“To climb a mountain and look out across the Amery Ice Shelf, the Lambert Glacier, the extent of the Prince Charles Mountains and the Mawson escarpment disappearing 200 miles into the distance; it hit me that in all time no eyes had ever seen this. It was an astoundingly humble realisation.”
Syd was only 21 when he joined ANARE in 1956, after impressing the Antarctic Division Director Phil Law with his “cheekiness”, a shared interest in boxing, and his previous credentials working on the Great Sandy Desert expedition as a surveyor.
After a two hour interview with Law where they spoke “only about fighting” Syd began a career that saw him personally survey more Antarctic territory than any other explorer — including Scott, Shackleton and Mawson.
As the youngest member of the wintering team in 1956 Syd remembers being impressed by the men, many ex-servicemen, who knew about fear and weren’t afraid to give things a go.
He was nicknamed the “Boy Bastard” by two ex-servicemen who took him under their wing.
“Later that year they held a ceremony and graduated me from being the Boy Bastard to being the ‘Uncouth Youth’,” he said happily.
“The next year I was nick-named ‘Jungle’ after the surveyor in the book ‘The Ascent of Rumdoodle’, who was always lost.”
Just as Syd’s older colleagues left a lasting and positive impression on him, former auroral physicist George Cresswell remembers the colleagues who made his 1960 winter at Mawson so memorable.

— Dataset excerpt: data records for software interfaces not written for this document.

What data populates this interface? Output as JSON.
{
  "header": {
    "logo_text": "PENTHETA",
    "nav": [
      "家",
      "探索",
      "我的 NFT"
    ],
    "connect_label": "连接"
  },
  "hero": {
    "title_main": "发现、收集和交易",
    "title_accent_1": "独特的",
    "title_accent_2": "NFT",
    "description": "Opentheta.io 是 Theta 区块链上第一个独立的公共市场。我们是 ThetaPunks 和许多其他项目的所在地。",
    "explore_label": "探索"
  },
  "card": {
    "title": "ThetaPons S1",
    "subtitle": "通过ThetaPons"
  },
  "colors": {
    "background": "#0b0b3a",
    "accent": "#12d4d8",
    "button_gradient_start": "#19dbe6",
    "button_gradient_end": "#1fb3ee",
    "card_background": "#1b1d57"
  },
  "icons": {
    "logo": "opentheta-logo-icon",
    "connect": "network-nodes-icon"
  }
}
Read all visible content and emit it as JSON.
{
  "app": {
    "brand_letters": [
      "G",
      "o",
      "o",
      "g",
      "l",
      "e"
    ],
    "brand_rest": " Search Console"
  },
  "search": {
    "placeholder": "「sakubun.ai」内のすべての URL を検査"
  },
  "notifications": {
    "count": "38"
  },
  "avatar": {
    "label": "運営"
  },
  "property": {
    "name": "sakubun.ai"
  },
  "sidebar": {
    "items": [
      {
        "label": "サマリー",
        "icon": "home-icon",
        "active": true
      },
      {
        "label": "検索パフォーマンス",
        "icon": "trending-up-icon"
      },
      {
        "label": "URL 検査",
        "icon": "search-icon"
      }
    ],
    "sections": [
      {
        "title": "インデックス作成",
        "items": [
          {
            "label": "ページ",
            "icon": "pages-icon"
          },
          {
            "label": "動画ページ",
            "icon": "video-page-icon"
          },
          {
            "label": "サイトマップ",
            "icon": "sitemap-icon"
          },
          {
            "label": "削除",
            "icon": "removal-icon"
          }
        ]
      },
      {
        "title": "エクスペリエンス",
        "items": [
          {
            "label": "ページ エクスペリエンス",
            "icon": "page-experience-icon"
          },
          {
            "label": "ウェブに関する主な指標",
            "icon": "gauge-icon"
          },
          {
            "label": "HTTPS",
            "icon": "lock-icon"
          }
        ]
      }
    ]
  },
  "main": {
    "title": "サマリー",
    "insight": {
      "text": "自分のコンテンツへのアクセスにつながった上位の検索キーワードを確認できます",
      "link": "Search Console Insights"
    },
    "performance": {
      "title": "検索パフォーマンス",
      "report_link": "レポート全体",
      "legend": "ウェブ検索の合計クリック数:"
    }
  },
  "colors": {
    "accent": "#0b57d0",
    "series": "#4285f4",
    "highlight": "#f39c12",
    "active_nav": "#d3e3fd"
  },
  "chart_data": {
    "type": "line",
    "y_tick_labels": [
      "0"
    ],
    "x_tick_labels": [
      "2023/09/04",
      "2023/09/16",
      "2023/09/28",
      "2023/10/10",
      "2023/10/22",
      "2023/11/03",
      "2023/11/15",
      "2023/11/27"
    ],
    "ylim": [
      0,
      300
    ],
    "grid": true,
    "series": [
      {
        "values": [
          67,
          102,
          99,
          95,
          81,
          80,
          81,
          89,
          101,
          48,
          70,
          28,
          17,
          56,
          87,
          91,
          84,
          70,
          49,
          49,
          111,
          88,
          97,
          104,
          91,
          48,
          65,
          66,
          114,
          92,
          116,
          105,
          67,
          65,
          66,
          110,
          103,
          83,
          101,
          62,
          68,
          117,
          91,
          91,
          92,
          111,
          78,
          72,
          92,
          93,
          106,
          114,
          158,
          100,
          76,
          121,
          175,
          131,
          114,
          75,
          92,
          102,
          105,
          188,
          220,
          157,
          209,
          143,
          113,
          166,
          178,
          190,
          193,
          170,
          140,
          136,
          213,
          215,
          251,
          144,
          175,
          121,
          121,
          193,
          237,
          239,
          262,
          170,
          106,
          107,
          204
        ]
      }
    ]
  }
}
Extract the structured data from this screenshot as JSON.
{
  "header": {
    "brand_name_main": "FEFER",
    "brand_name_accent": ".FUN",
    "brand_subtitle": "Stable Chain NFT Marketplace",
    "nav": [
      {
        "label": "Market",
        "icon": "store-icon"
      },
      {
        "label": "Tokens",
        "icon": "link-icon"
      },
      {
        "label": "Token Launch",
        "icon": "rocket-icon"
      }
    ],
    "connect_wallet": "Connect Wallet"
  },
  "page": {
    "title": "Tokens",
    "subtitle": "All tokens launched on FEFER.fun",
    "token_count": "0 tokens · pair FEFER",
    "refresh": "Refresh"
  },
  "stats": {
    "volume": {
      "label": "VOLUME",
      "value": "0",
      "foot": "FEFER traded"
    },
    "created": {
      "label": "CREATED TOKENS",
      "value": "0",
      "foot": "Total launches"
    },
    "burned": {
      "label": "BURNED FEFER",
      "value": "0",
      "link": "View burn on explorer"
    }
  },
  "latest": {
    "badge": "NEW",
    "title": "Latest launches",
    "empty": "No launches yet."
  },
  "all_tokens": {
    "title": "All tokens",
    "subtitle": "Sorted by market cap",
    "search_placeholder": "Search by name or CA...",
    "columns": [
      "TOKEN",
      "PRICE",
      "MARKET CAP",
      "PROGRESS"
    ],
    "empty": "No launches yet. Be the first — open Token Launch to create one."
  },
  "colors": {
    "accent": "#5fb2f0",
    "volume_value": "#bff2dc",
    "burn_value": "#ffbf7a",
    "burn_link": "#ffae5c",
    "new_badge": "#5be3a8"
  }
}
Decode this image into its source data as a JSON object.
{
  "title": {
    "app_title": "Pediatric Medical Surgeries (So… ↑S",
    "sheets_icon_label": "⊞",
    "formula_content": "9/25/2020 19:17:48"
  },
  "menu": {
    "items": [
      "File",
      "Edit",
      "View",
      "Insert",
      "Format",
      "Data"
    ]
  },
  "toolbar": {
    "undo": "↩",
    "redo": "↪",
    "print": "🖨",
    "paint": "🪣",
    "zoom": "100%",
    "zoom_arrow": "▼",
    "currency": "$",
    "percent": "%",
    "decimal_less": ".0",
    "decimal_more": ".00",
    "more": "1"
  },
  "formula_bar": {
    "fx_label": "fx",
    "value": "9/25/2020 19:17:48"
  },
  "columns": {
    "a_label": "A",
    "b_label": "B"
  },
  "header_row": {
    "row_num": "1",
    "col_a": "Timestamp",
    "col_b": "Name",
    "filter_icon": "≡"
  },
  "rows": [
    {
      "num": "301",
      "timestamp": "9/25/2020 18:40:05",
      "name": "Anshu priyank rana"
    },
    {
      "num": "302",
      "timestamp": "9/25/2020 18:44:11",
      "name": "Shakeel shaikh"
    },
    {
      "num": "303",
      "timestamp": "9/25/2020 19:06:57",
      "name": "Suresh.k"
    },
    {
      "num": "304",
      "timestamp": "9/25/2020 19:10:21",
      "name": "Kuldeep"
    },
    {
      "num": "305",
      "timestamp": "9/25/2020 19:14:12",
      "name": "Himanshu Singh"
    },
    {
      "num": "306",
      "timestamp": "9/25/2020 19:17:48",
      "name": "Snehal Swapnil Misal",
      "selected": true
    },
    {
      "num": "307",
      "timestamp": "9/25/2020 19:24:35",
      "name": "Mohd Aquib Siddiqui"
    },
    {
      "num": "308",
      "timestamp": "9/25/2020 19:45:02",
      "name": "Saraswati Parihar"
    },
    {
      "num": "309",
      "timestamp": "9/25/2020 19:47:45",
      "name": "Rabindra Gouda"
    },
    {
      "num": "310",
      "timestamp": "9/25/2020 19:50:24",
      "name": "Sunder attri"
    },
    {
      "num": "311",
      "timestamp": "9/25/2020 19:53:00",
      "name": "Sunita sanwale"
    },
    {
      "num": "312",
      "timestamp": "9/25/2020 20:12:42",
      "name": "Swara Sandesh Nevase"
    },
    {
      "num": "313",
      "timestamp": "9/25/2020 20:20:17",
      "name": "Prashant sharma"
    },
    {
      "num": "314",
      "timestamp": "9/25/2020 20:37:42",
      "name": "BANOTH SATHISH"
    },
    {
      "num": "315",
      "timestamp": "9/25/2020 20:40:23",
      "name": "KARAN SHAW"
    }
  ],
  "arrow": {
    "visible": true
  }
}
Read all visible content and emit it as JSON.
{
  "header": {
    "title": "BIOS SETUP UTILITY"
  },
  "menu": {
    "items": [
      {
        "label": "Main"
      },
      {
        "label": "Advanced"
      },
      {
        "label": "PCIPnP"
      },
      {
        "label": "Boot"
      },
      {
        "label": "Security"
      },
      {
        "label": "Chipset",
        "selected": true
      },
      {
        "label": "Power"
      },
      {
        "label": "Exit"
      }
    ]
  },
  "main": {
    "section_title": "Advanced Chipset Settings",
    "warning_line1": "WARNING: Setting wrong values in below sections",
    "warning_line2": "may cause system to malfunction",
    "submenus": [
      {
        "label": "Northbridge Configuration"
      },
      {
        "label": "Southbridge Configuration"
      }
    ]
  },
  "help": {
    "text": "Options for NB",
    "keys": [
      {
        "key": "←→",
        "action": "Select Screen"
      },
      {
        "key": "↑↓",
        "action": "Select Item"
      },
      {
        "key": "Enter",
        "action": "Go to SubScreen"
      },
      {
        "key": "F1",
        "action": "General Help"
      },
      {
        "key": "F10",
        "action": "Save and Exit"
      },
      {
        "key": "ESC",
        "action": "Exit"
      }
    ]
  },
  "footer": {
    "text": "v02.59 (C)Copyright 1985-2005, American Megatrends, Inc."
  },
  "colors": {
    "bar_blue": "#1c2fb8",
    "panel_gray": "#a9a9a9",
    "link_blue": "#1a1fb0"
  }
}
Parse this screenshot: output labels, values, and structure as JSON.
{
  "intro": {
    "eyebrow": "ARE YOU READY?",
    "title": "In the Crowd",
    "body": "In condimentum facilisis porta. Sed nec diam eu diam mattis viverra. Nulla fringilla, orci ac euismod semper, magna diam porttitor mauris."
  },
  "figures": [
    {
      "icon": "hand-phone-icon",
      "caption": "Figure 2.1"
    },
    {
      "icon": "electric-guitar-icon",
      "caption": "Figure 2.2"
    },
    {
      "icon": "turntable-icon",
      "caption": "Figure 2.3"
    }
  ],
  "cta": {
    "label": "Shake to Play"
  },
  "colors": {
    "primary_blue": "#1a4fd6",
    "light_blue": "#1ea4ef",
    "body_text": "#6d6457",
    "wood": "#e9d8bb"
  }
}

“Seeing blokes like Syd Kirkby and Ian Bird [electronics engineer] work so hard; I had great respect for them and I developed a good work ethic as a result,” George said.
George joined ANARE for the adventure, after watching the movie ‘South with Scott’ as a young boy. His adventure started immediately with the unloading of the Dakota aircraft from the Thala Dan.
“We dragged the plane up the hill with the D4 tractors and then we all had to help put the wings on. There were 350 nuts and bolts for each wing and it was cold,” he said.
George was also part of a four-person team trying to bring two tractor trains 300 miles from Binders Base to Mawson station.
However when their support aircraft was destroyed in a blizzard and they ran out of fuel, they had to leave one behind.
Sometimes though, it’s the little things that stick in your mind — like going to the toilet in a blizzard during a field trip.
“You get into the lee of a tractor and the wind and snow is swirling around and you want to hurry up. When you pull up your underdacks they’re full of snow. I tell you, you don’t forget that!” George said.
The anniversary group will enjoy a formal dinner tomorrow night in Hobart.
The ANARE Club has compiled a collection of stories and journals written by or about Mawson expeditioners.